Saturday, May 7, 2011

Larger Works

"Summer City"
36" X 38"

I've been working on some larger-scale pieces. The words at the top of this drawing read "I See Beauty Every Day." The artwork consists of 9 drawings sewn together with thread-- like a quilt of drawings on paper. I scanned each piece individually, so the image above is a bit of a fabrication-- the artwork has some clumsy stitching around the separate pieces, and has buckled a bit from a lot of drawing, painting, collaging, editing, adding, removing, re-working, etc. This piece has been marinating on my dining room wall for over 2 years, and has gone through a lot of changes. An expedient artist I am not. I end a piece when I'm sick of working on it.

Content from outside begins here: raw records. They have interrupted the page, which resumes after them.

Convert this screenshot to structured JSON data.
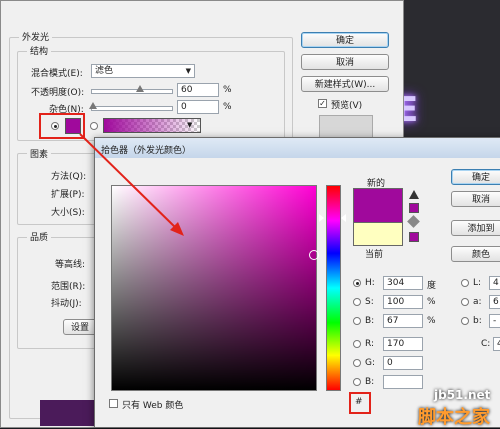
{
  "colors": {
    "new_color": "#a0099c",
    "current_color": "#ffffc0",
    "glow_swatch": "#a0099c",
    "annotation": "#e2231a",
    "gradient_end": "#ffffff"
  },
  "outer_glow": {
    "title": "外发光",
    "structure_title": "结构",
    "blend_mode_label": "混合模式(E):",
    "blend_mode_value": "滤色",
    "opacity_label": "不透明度(O):",
    "opacity_value": "60",
    "noise_label": "杂色(N):",
    "noise_value": "0",
    "percent": "%",
    "elements_title": "图素",
    "method_label": "方法(Q):",
    "spread_label": "扩展(P):",
    "size_label": "大小(S):",
    "quality_title": "品质",
    "contour_label": "等高线:",
    "range_label": "范围(R):",
    "jitter_label": "抖动(J):",
    "reset_label": "设置"
  },
  "side_buttons": {
    "ok": "确定",
    "cancel": "取消",
    "new_style": "新建样式(W)...",
    "preview_label": "预览(V)",
    "preview_checked": true
  },
  "picker": {
    "title": "拾色器（外发光颜色）",
    "new_label": "新的",
    "current_label": "当前",
    "ok": "确定",
    "cancel": "取消",
    "add_swatch": "添加到",
    "color_lib": "颜色",
    "web_only_label": "只有 Web 颜色",
    "hash": "#",
    "hsb": [
      {
        "label": "H:",
        "value": "304",
        "unit": "度",
        "selected": true
      },
      {
        "label": "S:",
        "value": "100",
        "unit": "%",
        "selected": false
      },
      {
        "label": "B:",
        "value": "67",
        "unit": "%",
        "selected": false
      }
    ],
    "rgb": [
      {
        "label": "R:",
        "value": "170",
        "selected": false
      },
      {
        "label": "G:",
        "value": "0",
        "selected": false
      },
      {
        "label": "B:",
        "value": "",
        "selected": false
      }
    ],
    "lab": [
      {
        "label": "L:",
        "value": "4"
      },
      {
        "label": "a:",
        "value": "6"
      },
      {
        "label": "b:",
        "value": "-"
      }
    ],
    "c_label": "C:",
    "c_value": "4"
  },
  "watermark": {
    "site": "jb51.net",
    "name": "脚本之家"
  }
}
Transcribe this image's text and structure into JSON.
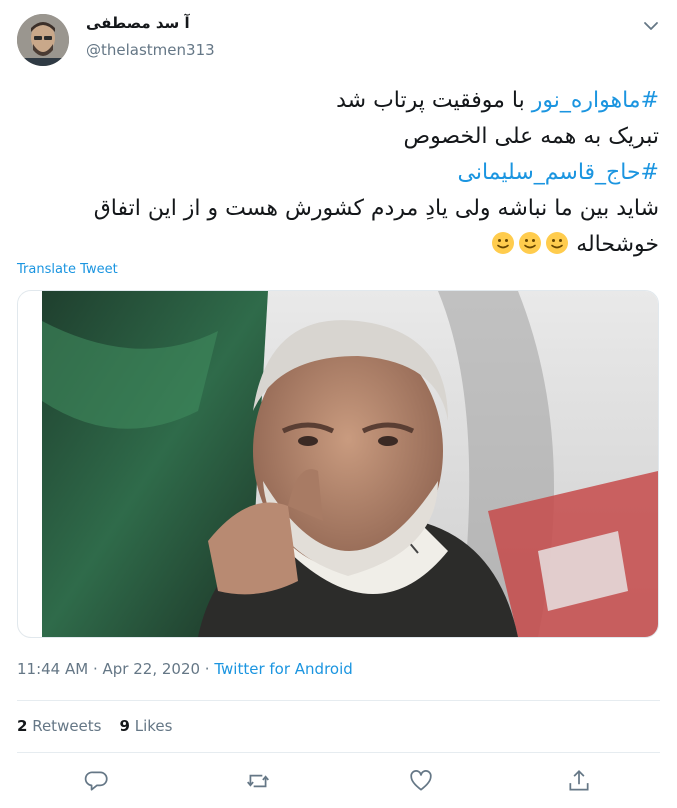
{
  "author": {
    "display_name": "آ سد مصطفی",
    "handle": "@thelastmen313"
  },
  "tweet": {
    "line1_hashtag": "#ماهواره_نور",
    "line1_rest": " با موفقیت پرتاب شد",
    "line2": "تبریک به همه علی الخصوص",
    "line3_hashtag": "#حاج_قاسم_سلیمانی",
    "line4": "شاید بین ما نباشه ولی یادِ مردم کشورش هست و از این اتفاق",
    "line5": "خوشحاله",
    "emojis": [
      "slightly-smiling-face",
      "slightly-smiling-face",
      "slightly-smiling-face"
    ]
  },
  "translate_label": "Translate Tweet",
  "meta": {
    "time": "11:44 AM",
    "separator": " · ",
    "date": "Apr 22, 2020",
    "source": "Twitter for Android"
  },
  "stats": {
    "retweets_count": "2",
    "retweets_label": " Retweets",
    "likes_count": "9",
    "likes_label": " Likes"
  },
  "actions": [
    "reply-icon",
    "retweet-icon",
    "like-icon",
    "share-icon"
  ],
  "colors": {
    "link": "#1b95e0",
    "secondary_text": "#657786",
    "divider": "#e6ecf0"
  }
}
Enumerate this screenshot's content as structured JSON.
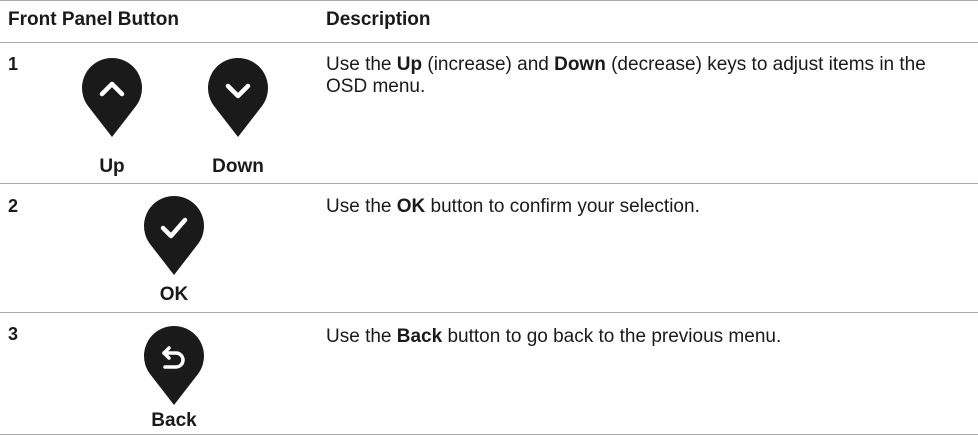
{
  "header": {
    "col1": "Front Panel Button",
    "col2": "Description"
  },
  "rows": [
    {
      "number": "1",
      "buttons": [
        {
          "label": "Up",
          "icon": "chevron-up-icon"
        },
        {
          "label": "Down",
          "icon": "chevron-down-icon"
        }
      ],
      "desc": {
        "p1": "Use the ",
        "b1": "Up",
        "p2": " (increase) and ",
        "b2": "Down",
        "p3": " (decrease) keys to adjust items in the OSD menu."
      }
    },
    {
      "number": "2",
      "buttons": [
        {
          "label": "OK",
          "icon": "checkmark-icon"
        }
      ],
      "desc": {
        "p1": "Use the ",
        "b1": "OK",
        "p2": " button to confirm your selection."
      }
    },
    {
      "number": "3",
      "buttons": [
        {
          "label": "Back",
          "icon": "back-arrow-icon"
        }
      ],
      "desc": {
        "p1": "Use the ",
        "b1": "Back",
        "p2": " button to go back to the previous menu."
      }
    }
  ],
  "colors": {
    "pin": "#1a1a1a",
    "rule": "#a8a8a8"
  }
}
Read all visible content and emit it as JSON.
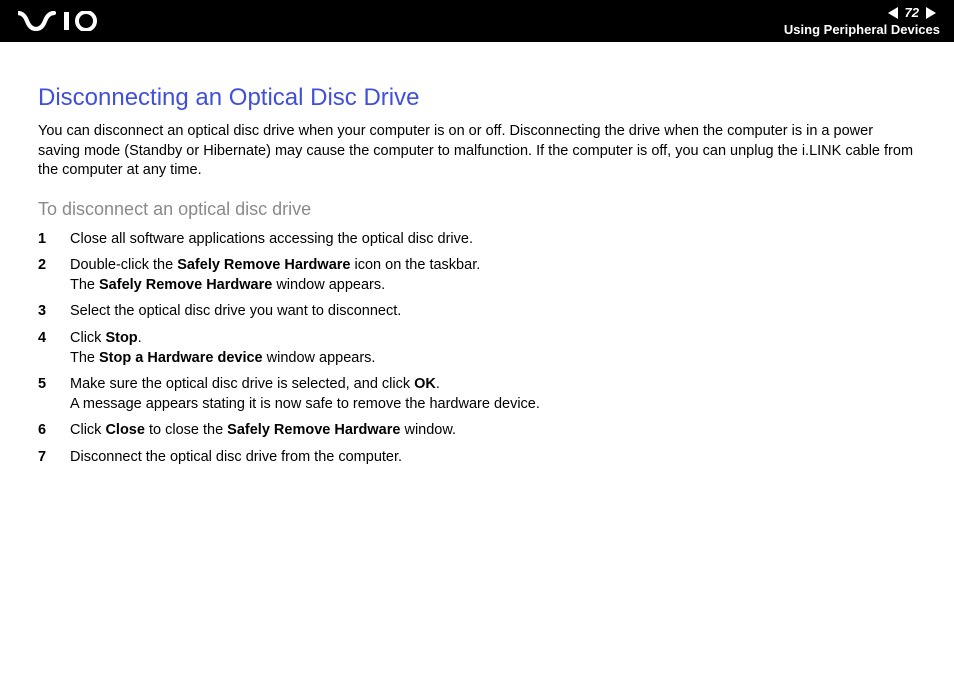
{
  "header": {
    "page_number": "72",
    "section": "Using Peripheral Devices"
  },
  "content": {
    "title": "Disconnecting an Optical Disc Drive",
    "intro": "You can disconnect an optical disc drive when your computer is on or off. Disconnecting the drive when the computer is in a power saving mode (Standby or Hibernate) may cause the computer to malfunction. If the computer is off, you can unplug the i.LINK cable from the computer at any time.",
    "subheading": "To disconnect an optical disc drive",
    "steps": {
      "s1": "Close all software applications accessing the optical disc drive.",
      "s2a": "Double-click the ",
      "s2b": "Safely Remove Hardware",
      "s2c": " icon on the taskbar.",
      "s2d": "The ",
      "s2e": "Safely Remove Hardware",
      "s2f": " window appears.",
      "s3": "Select the optical disc drive you want to disconnect.",
      "s4a": "Click ",
      "s4b": "Stop",
      "s4c": ".",
      "s4d": "The ",
      "s4e": "Stop a Hardware device",
      "s4f": " window appears.",
      "s5a": "Make sure the optical disc drive is selected, and click ",
      "s5b": "OK",
      "s5c": ".",
      "s5d": "A message appears stating it is now safe to remove the hardware device.",
      "s6a": "Click ",
      "s6b": "Close",
      "s6c": " to close the ",
      "s6d": "Safely Remove Hardware",
      "s6e": " window.",
      "s7": "Disconnect the optical disc drive from the computer."
    }
  }
}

As the title implies, I make a valiant attempt to find beauty somewhere, someplace every day. It's easy when you're biking by the lake, or walking past a gorgeous tree, or admiring the lovely flowers that Mayor Daley planted all over the place. But beauty often lurks in some ugly, smelly, dank, dark, anxious environments-- subtle expressions of dignity-- and that is the kind of beauty you have to search for... and that makes me feel okay with the world sometimes...

If you haven't figured out yet from reading my other blogs, humans drive me nuts. And I'm not exempt from my own scorn, in case you were wondering. But still... still we humans are terribly interesting creatures with both ugly and beautiful tendencies, and I never get tired of looking at and drawing people.

"Song for Autumn"
34" X 37"

This piece is called "Song for Autumn" and was made before the first one-- about 4 years ago. I guess that I would describe it as a meditation on death. While the first piece was inspired by summertime-- a joyful and festive time in Chicago-- this artwork is an ode to the colder months. I had moved back to Chicago from Los Angeles, and there had been a few deaths and sicknesses in the family. I had forgotten how melancholy Chicago is in autumn and how utterly austere and dour winter is... I lived near a cemetery with a park nearby where people walked their dogs. I am amazed by how much dog owners start to resemble their dogs, and vice versa. It was a lonely time-- I didn't know too many people here, so I found solace in long walks around the neighborhoods to get reaquainted with the city I left 11 years before.

I have since done a little more doodling on this piece on a few panels-- the image above is an older scan, so the latest version looks a little different. I will attempt to take a successful photograph of this piece eventually.